Tony Brooks, one of the great Formula 1 drivers of the 1950s, has died aged 90, his daughter Giulia announced on Tuesday.
The Briton won six grands prix and narrowly missed out on the world championship in 1959 driving for Ferrari.
After Juan Manuel Fangio, Alberto Ascari and Stirling Moss, Brooks was the most successful driver of his era.
Brooks is regarded alongside Moss as the best British driver never to win the F1 title.
Moss, who died two years ago, also aged 90, said of his former team-mate and friend: “Brooks was a tremendous driver, the greatest – if he’ll forgive me saying this – ‘unknown’ racing driver there’s ever been. He was far better than several people who won the world championship.”
F1 CEO Stefano Domenicali paid tribute to Brooks in a statement, saying: “I was saddened to hear the news that Tony Brooks has died.
“He was part of a special group of drivers who were pioneers and pushed the boundaries at a time of great risk.
“He will be missed and our thoughts are with his family at this time.”
Having moved to Ferrari in 1959, he should have won the world title. Wins in France and Germany, along with second in Monaco, meant he went into the final race at Sebring in Florida still in with a chance of the championship despite problems at the other races.
On the first lap of the 1959 US Grand Prix, Brooks’ Ferrari was hit by team-mate Wolfgang Von Trips’ car.
“My natural inclination was to carry on,” he said. “Believe me, that would have been the easiest thing to do, but I made myself come in to have the car checked over.
“I lost half a lap doing that, and still finished third.

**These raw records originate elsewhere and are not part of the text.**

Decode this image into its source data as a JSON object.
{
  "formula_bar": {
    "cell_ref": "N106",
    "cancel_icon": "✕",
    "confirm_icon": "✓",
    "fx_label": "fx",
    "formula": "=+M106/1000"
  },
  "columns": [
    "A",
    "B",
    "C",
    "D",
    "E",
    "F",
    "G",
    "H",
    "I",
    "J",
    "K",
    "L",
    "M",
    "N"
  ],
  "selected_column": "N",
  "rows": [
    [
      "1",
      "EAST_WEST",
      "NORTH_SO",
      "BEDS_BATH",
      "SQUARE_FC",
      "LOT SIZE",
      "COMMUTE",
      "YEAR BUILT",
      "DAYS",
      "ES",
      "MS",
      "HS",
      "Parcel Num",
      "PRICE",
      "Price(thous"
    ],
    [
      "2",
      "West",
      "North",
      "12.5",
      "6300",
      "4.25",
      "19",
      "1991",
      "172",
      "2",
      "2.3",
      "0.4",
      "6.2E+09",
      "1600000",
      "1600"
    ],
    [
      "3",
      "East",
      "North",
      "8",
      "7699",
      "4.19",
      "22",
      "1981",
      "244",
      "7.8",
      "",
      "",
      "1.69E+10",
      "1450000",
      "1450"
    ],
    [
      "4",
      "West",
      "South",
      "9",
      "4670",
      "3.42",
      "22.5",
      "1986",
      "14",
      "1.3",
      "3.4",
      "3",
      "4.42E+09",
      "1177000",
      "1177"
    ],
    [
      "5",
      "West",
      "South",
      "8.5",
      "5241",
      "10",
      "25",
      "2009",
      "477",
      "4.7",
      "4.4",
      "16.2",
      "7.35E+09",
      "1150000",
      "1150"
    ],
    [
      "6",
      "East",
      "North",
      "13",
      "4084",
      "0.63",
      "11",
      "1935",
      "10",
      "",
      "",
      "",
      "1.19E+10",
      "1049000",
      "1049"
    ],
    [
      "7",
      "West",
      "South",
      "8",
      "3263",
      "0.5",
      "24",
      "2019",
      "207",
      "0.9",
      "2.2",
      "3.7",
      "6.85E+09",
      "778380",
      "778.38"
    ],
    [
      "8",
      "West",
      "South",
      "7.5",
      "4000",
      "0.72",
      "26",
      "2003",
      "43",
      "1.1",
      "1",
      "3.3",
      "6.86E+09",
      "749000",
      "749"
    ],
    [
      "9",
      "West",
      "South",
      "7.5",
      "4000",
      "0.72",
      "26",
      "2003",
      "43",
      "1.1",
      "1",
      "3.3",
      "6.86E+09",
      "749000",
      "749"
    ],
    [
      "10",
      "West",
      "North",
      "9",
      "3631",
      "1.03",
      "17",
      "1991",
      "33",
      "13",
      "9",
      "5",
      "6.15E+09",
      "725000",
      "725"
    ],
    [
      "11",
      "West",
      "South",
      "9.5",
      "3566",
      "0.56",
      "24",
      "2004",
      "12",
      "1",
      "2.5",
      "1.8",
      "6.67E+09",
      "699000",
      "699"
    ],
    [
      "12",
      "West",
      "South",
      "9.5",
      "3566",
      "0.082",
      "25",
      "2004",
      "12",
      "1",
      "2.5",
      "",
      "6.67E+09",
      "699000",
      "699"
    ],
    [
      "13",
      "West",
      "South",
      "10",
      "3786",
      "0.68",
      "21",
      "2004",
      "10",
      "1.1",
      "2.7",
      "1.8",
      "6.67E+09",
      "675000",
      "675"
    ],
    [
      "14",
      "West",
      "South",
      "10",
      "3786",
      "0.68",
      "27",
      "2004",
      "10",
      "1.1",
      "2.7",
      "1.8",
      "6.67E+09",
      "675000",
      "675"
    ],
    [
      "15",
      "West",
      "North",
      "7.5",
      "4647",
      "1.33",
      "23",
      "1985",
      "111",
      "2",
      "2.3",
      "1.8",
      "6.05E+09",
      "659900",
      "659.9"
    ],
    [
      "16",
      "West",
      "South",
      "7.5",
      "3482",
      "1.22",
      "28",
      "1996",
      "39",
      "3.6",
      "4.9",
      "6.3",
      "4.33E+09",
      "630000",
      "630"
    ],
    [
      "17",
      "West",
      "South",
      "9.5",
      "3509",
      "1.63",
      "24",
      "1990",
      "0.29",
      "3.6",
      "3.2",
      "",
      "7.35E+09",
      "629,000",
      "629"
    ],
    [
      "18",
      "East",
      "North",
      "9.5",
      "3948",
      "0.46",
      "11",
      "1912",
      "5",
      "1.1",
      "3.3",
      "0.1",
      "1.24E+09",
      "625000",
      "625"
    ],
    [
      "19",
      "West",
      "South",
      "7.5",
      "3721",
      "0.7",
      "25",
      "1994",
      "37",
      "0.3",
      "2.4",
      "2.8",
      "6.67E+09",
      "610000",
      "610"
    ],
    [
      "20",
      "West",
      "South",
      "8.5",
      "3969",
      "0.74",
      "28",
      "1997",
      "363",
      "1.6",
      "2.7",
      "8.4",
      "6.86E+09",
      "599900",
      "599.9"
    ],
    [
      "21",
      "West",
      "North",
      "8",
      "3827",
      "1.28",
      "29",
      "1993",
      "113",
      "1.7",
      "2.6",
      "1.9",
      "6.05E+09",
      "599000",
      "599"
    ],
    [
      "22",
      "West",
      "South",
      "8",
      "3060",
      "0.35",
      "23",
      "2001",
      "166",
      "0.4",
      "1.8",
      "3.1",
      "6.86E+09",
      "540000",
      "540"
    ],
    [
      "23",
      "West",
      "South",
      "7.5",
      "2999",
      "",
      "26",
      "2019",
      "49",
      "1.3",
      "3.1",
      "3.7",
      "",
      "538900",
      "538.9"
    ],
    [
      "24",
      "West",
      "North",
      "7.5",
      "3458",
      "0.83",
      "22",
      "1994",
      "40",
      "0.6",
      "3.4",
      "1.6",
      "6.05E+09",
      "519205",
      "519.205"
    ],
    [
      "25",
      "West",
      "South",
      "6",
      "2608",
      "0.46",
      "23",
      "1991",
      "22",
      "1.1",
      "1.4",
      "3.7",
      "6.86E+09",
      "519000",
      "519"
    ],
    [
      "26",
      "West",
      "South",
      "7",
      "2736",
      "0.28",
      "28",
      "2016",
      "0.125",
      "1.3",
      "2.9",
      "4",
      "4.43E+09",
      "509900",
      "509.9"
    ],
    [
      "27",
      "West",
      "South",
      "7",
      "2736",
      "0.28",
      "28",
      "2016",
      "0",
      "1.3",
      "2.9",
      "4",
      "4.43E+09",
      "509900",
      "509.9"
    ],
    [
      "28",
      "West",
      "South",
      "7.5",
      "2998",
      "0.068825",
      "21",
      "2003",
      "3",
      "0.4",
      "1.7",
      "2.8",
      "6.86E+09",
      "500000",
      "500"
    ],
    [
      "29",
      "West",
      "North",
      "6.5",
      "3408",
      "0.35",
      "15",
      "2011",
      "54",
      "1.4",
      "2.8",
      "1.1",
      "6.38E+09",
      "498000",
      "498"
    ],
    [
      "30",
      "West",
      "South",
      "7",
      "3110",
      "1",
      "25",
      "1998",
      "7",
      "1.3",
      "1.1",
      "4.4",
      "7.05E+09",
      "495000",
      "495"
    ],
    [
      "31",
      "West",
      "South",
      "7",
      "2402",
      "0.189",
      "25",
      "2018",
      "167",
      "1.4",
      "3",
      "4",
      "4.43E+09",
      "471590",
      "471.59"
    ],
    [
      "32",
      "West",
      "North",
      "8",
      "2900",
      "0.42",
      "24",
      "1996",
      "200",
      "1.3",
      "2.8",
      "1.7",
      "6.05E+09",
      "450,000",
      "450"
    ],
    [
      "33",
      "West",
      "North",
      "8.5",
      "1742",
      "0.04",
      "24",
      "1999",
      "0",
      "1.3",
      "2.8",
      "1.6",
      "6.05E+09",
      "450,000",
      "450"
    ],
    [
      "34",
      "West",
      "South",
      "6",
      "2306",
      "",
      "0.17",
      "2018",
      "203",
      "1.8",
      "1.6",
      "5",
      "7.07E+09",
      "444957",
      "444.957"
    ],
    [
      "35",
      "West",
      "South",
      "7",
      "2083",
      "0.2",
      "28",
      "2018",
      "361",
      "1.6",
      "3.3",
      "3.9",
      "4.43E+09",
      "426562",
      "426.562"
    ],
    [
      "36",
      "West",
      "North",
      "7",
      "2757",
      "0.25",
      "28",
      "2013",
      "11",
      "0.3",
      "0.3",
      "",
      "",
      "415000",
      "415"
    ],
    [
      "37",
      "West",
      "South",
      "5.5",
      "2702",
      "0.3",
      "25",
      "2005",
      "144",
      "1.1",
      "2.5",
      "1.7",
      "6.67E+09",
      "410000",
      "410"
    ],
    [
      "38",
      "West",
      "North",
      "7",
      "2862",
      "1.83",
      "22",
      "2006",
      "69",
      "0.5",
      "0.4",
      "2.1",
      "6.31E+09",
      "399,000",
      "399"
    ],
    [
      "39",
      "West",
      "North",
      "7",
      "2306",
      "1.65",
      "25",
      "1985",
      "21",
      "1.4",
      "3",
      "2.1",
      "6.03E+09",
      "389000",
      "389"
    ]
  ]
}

Stirling retired, and Jack [Brabham, the eventual champion] ran out of petrol near the end! Still, in my own mind, I think I did the right thing.”
Brilliant interview with him here: https://t.co/vyHAhC8jqq
— Stu (@scottishbigstu) May 4, 2022